Buying a wallet used to be a relatively simple decision. You had your choice of a bifold, trifold, credit card sleeve or maybe just a money clip. Now if you flip through tech or gadget magazine, you’ll find a whole new genre of wallets that are designed with RFID blocking protection. Like this one from Common Fibers and Billetus RFID (Radio Frequency Identification) blocking wallets are, in theory, made to shield your smart cards from identity thieves who use a cheap, handheld RFID scanners to “skim” your card information from a distance. Once they’ve downloaded your card information, they create a new card with your card number and details. That’s when the real damage starts, because the new cards read just like a legitimate credit card and credit card scanners can’t tell the difference. The criminals can do all of this from several feet away, without you even knowing it’s happening.
With frightening reality in mind, do you really need an RFID blocking wallet? Do they even work as advertised? To some extent they may offer a level of protection, however not all of these wallets work as well as others. Testing by Consumer Reports and others have shown that some of the RFID blocking wallets on the market work about as well as wrapping your credit cards in a layer of aluminum foil..but others may have some merit.
It’s also not certain whether the threat of RFID skimming is occurring often enough to truly be a concern for most people. There have been very few reported cases of RFID skimming crimes and for good reason. There are simpler and more effective ways of stealing peoples personal information and money.
RFID technology has improved significantly since it’s inception. Early versions would transmit sensitive information unencrypted, including credit card numbers. However, according to the major credit card companies, the latest RFID payment systems are extremely secure and now use full data encryption. Nevertheless, RFID technology may be dying a slow death as card companies begin the transition to cards with EMV chip and PIN technology, which are considerably less susceptible to remote skimming. EMV cards do not transmit a radio frequency signal, so an RFID wallet isn’t going to do much good with these new cards.
Even if you make the switch to all EMV based credit cards, you may still be transmitting an RFID signal from your drivers license or passport. Luckily, the only information anyone is likely to steal is your name and physical address. Even if compromised, this basic information isn’t likely to make you a fraud or identity theft victim.
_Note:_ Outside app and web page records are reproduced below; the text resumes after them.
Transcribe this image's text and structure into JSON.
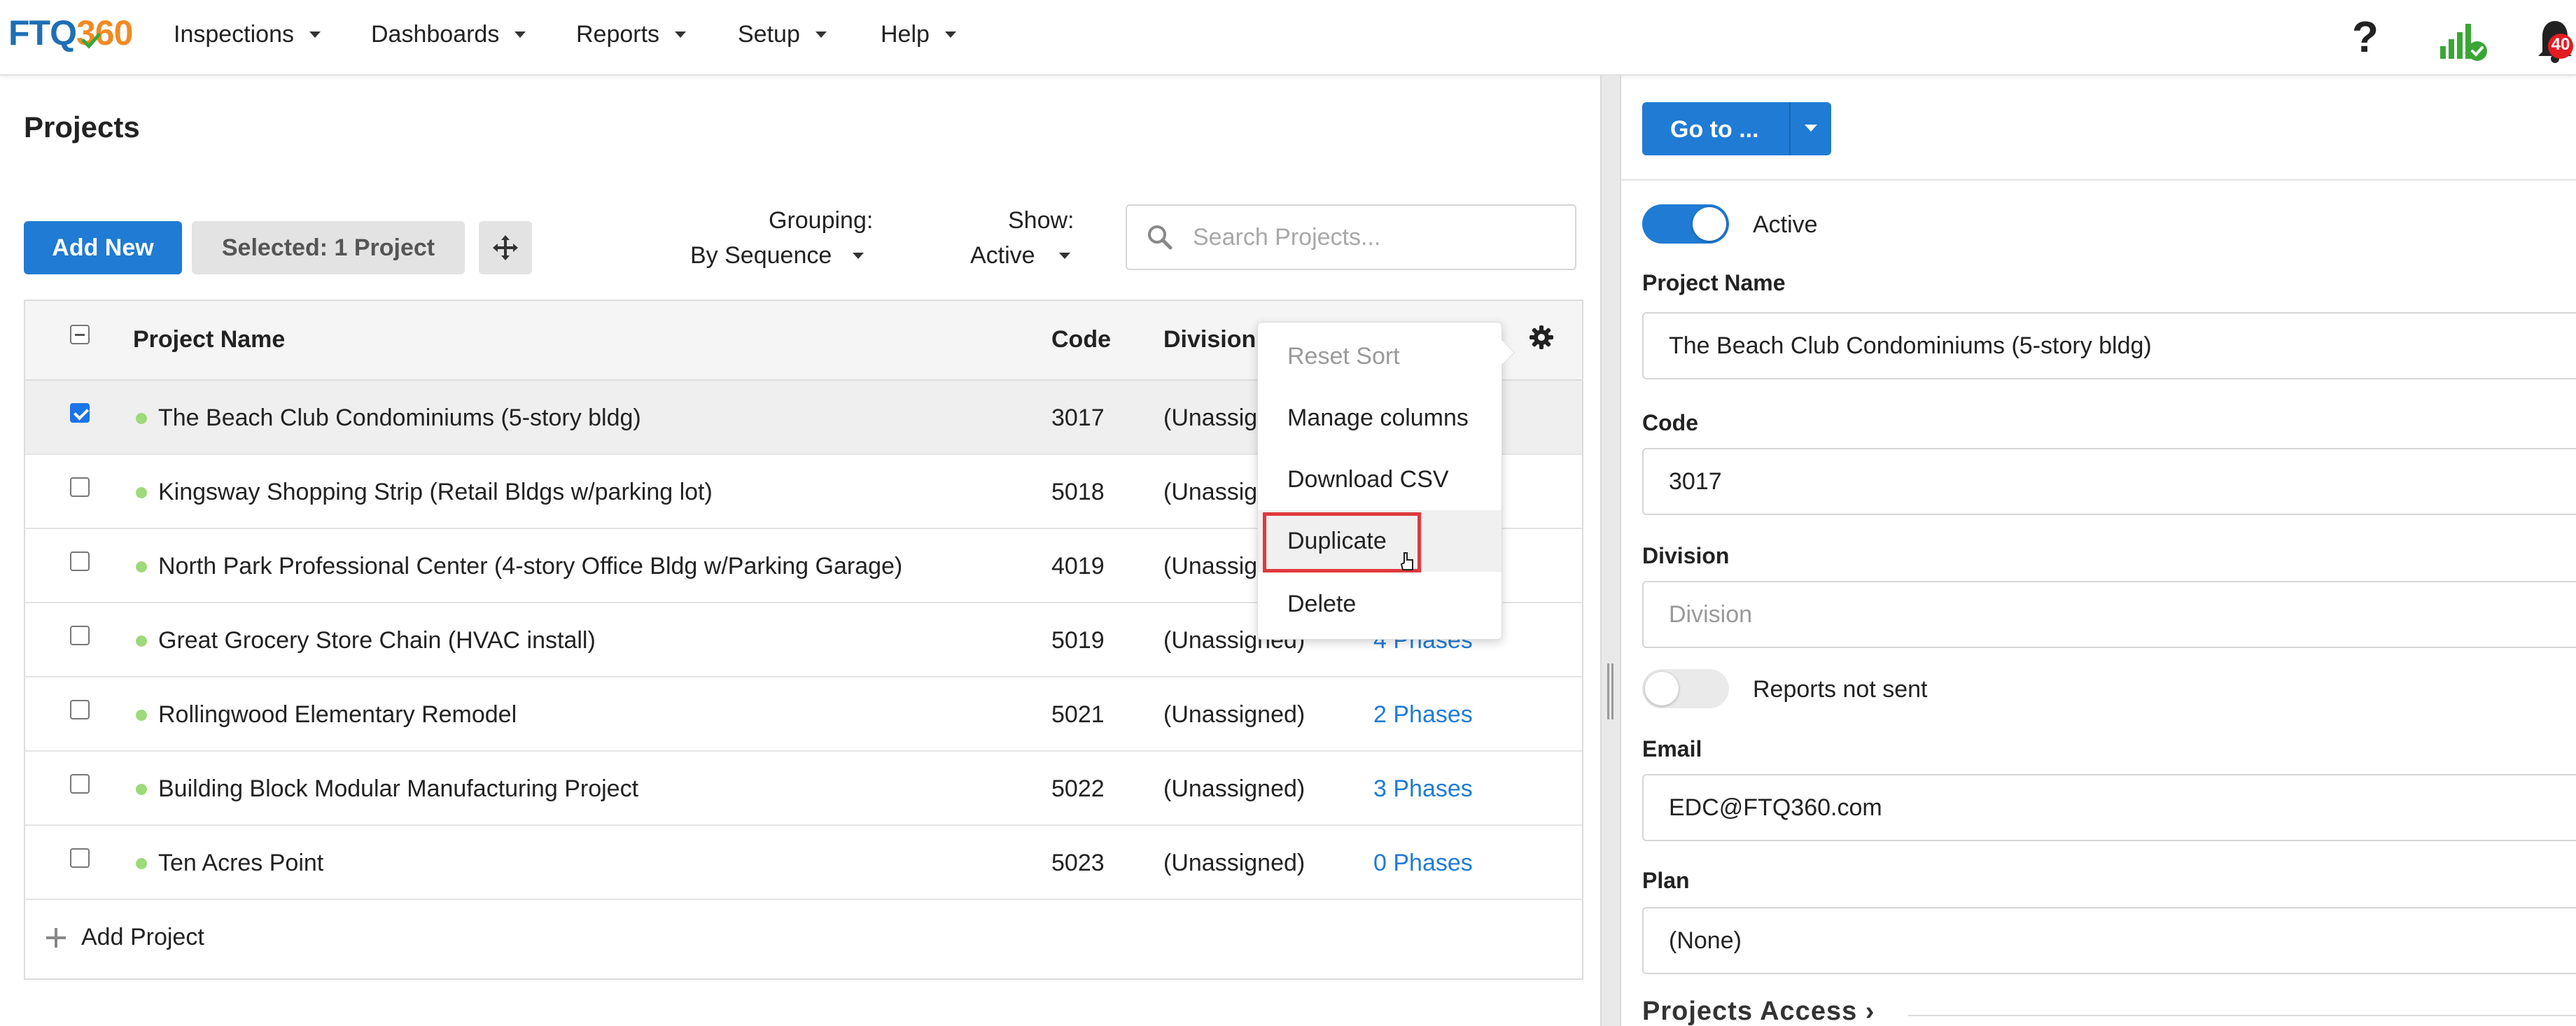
{
  "brand": {
    "logo_part1": "FTQ",
    "logo_part2": "360",
    "primary_color": "#1f7bd4",
    "accent_color": "#f08a24"
  },
  "nav": {
    "items": [
      {
        "label": "Inspections"
      },
      {
        "label": "Dashboards"
      },
      {
        "label": "Reports"
      },
      {
        "label": "Setup"
      },
      {
        "label": "Help"
      }
    ],
    "help_icon": "?",
    "signal_icon": "signal-connected-icon",
    "notifications": {
      "icon": "bell-icon",
      "count": "40"
    }
  },
  "projects_panel": {
    "title": "Projects",
    "add_new_label": "Add New",
    "selected_label": "Selected: 1 Project",
    "move_icon": "move-arrows-icon",
    "grouping": {
      "label": "Grouping:",
      "value": "By Sequence"
    },
    "show": {
      "label": "Show:",
      "value": "Active"
    },
    "search": {
      "placeholder": "Search Projects...",
      "value": ""
    },
    "columns": {
      "name": "Project Name",
      "code": "Code",
      "division": "Division",
      "settings_icon": "gear-icon"
    },
    "rows": [
      {
        "name": "The Beach Club Condominiums (5-story bldg)",
        "code": "3017",
        "division": "(Unassig",
        "phases": "",
        "checked": true,
        "status_color": "#9ed97a"
      },
      {
        "name": "Kingsway Shopping Strip (Retail Bldgs w/parking lot)",
        "code": "5018",
        "division": "(Unassig",
        "phases": "",
        "checked": false,
        "status_color": "#9ed97a"
      },
      {
        "name": "North Park Professional Center (4-story Office Bldg w/Parking Garage)",
        "code": "4019",
        "division": "(Unassig",
        "phases": "",
        "checked": false,
        "status_color": "#9ed97a"
      },
      {
        "name": "Great Grocery Store Chain (HVAC install)",
        "code": "5019",
        "division": "(Unassigned)",
        "phases": "4 Phases",
        "checked": false,
        "status_color": "#9ed97a"
      },
      {
        "name": "Rollingwood Elementary Remodel",
        "code": "5021",
        "division": "(Unassigned)",
        "phases": "2 Phases",
        "checked": false,
        "status_color": "#9ed97a"
      },
      {
        "name": "Building Block Modular Manufacturing Project",
        "code": "5022",
        "division": "(Unassigned)",
        "phases": "3 Phases",
        "checked": false,
        "status_color": "#9ed97a"
      },
      {
        "name": "Ten Acres Point",
        "code": "5023",
        "division": "(Unassigned)",
        "phases": "0 Phases",
        "checked": false,
        "status_color": "#9ed97a"
      }
    ],
    "add_project_label": "Add Project"
  },
  "context_menu": {
    "items": [
      {
        "label": "Reset Sort",
        "disabled": true
      },
      {
        "label": "Manage columns",
        "disabled": false
      },
      {
        "label": "Download CSV",
        "disabled": false
      },
      {
        "label": "Duplicate",
        "disabled": false,
        "highlighted": true
      },
      {
        "label": "Delete",
        "disabled": false
      }
    ],
    "highlight_color": "#e0393e"
  },
  "detail_panel": {
    "goto_label": "Go to ...",
    "active": {
      "label": "Active",
      "on": true
    },
    "project_name": {
      "label": "Project Name",
      "value": "The Beach Club Condominiums (5-story bldg)"
    },
    "code": {
      "label": "Code",
      "value": "3017"
    },
    "division": {
      "label": "Division",
      "placeholder": "Division"
    },
    "reports_not_sent": {
      "label": "Reports not sent",
      "on": false
    },
    "email": {
      "label": "Email",
      "value": "EDC@FTQ360.com"
    },
    "plan": {
      "label": "Plan",
      "value": "(None)"
    },
    "projects_access": {
      "label": "Projects Access ›"
    }
  }
}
If you fancy yourself as a wannabe James Bond or you’re just a little on the paranoid side, an RFID wallet may be a wise purchase. However, chances are you’ll be ok without one.